### EXERCISE AIM
Run through the data and copy out every line that mentions the word "admin".

Element data from apps and pages
────────────────

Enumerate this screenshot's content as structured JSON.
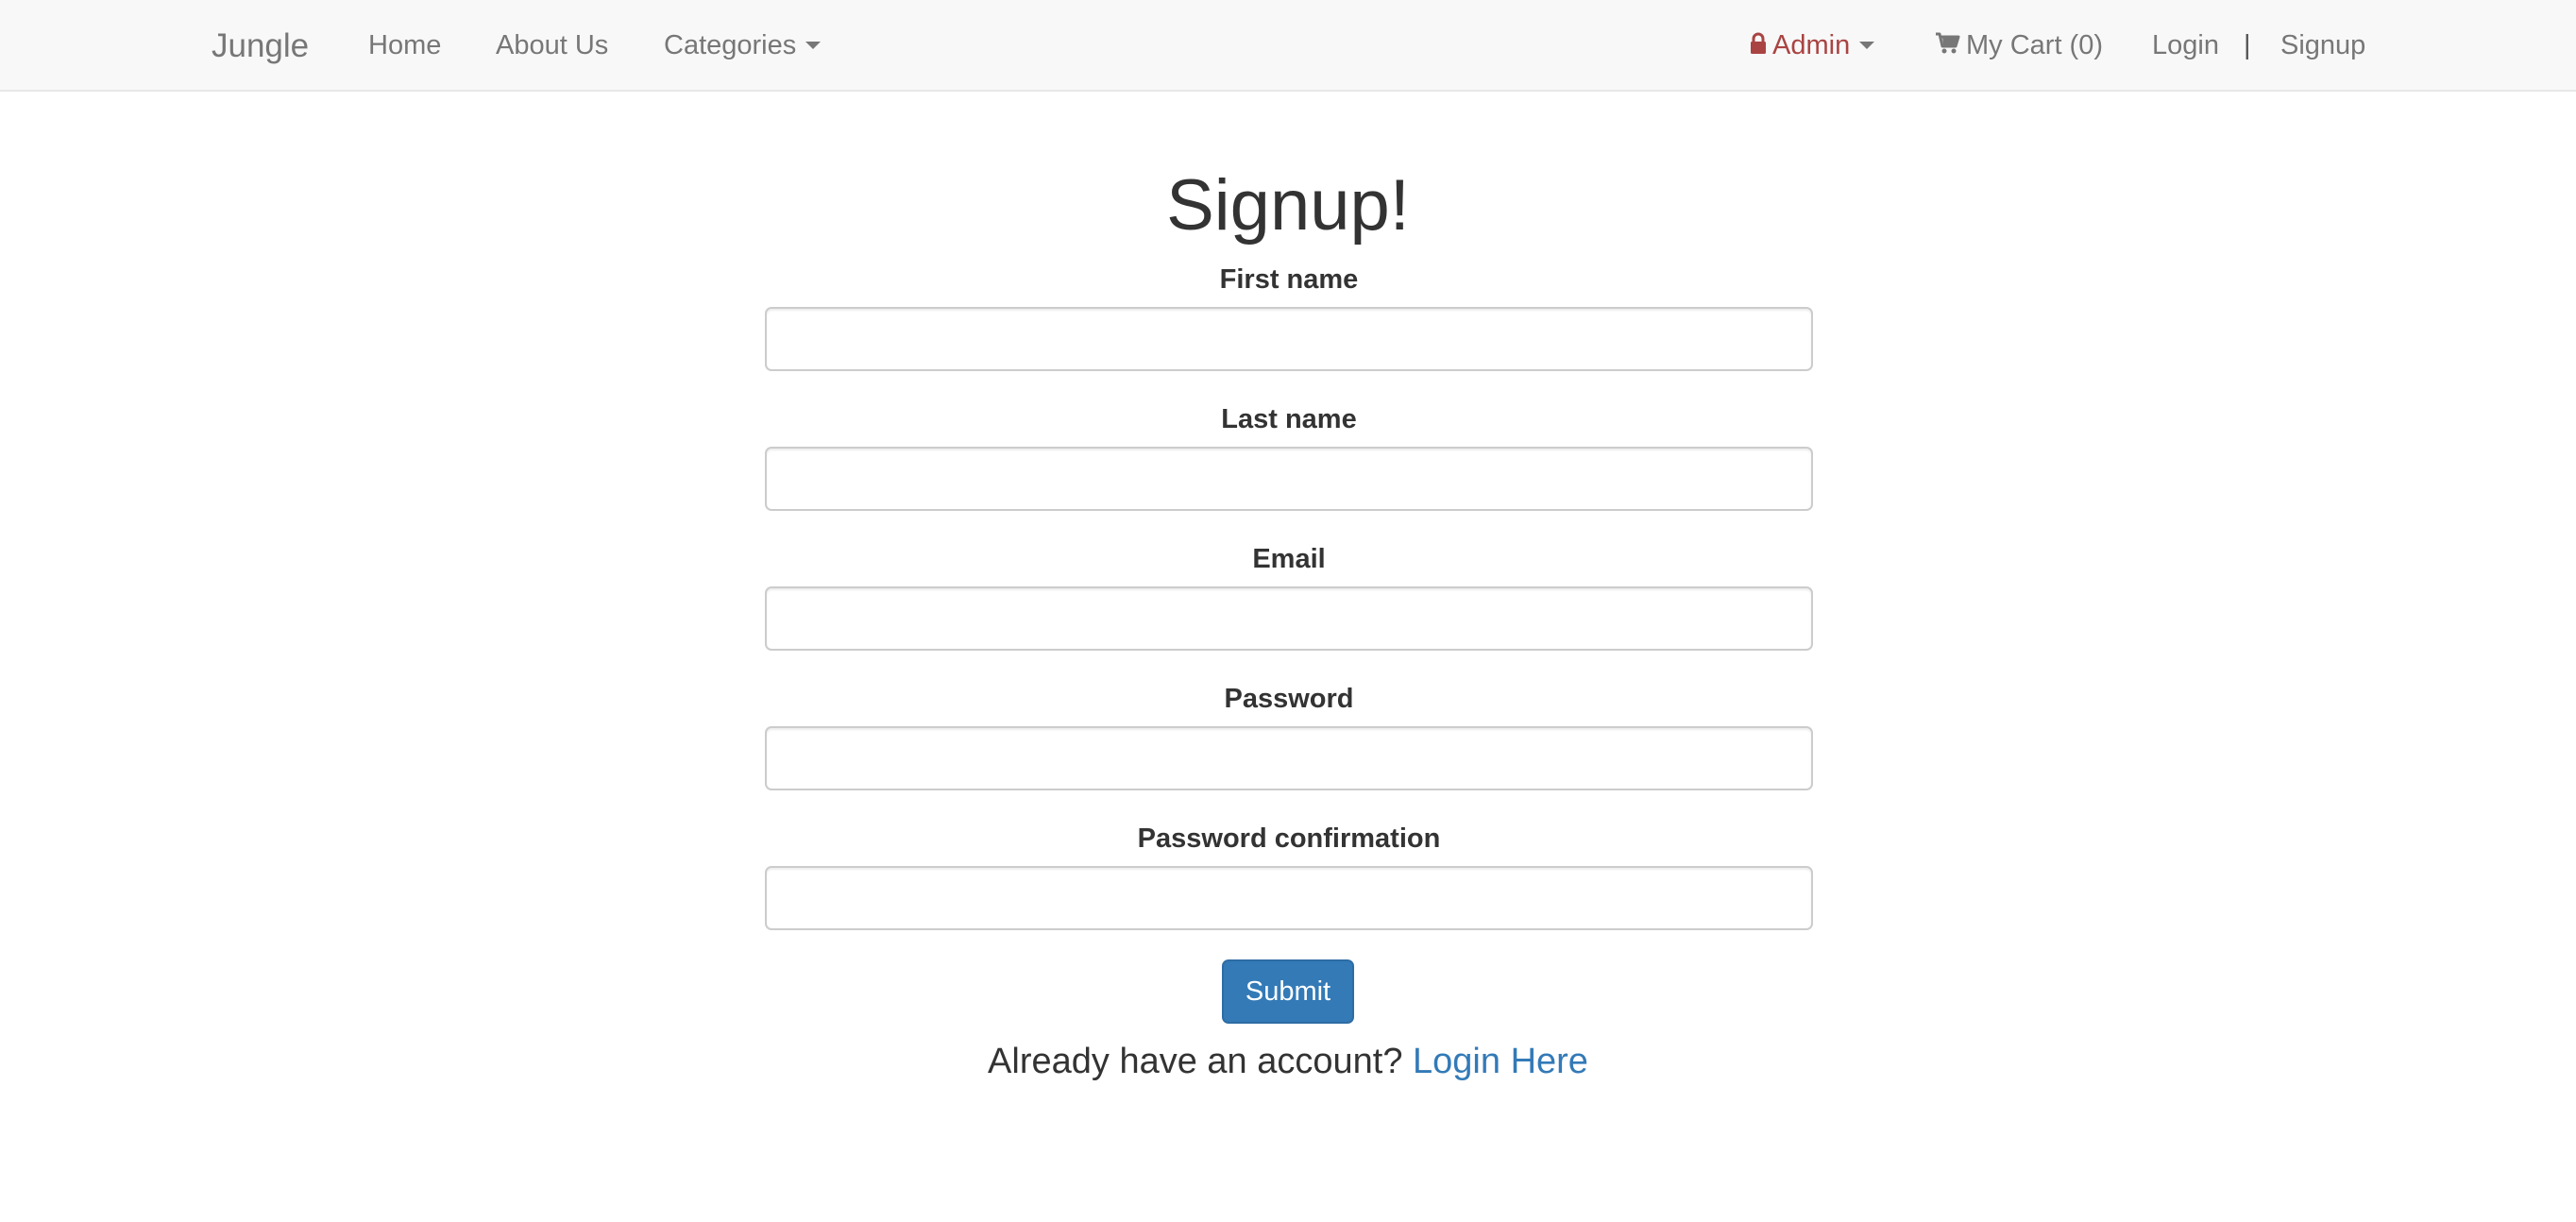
{
  "navbar": {
    "brand": "Jungle",
    "home": "Home",
    "about": "About Us",
    "categories": "Categories",
    "admin": "Admin",
    "cart": "My Cart (0)",
    "login": "Login",
    "separator": "|",
    "signup": "Signup",
    "icons": {
      "admin": "lock-icon",
      "cart": "shopping-cart-icon",
      "dropdown": "caret-down-icon"
    }
  },
  "form": {
    "title": "Signup!",
    "fields": [
      {
        "label": "First name",
        "value": ""
      },
      {
        "label": "Last name",
        "value": ""
      },
      {
        "label": "Email",
        "value": ""
      },
      {
        "label": "Password",
        "value": ""
      },
      {
        "label": "Password confirmation",
        "value": ""
      }
    ],
    "submit": "Submit"
  },
  "footer": {
    "prompt": "Already have an account?",
    "link": "Login Here"
  },
  "colors": {
    "navbar_bg": "#f8f8f8",
    "admin": "#a94442",
    "primary": "#337ab7",
    "text": "#333333",
    "nav_text": "#777777"
  }
}
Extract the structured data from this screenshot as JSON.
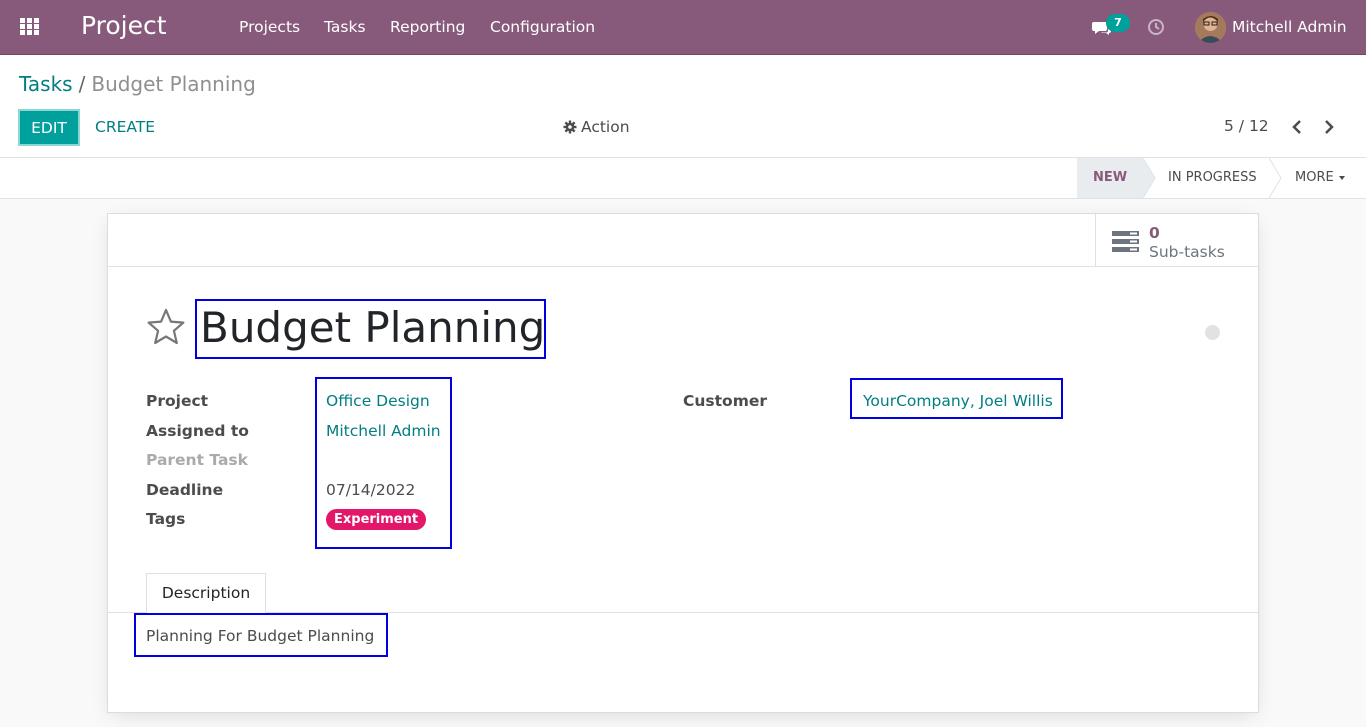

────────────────

### WRITTEN SOLUTION
    "admin": "Admin",
      "admin": "lock-icon",
    "admin": "#a94442",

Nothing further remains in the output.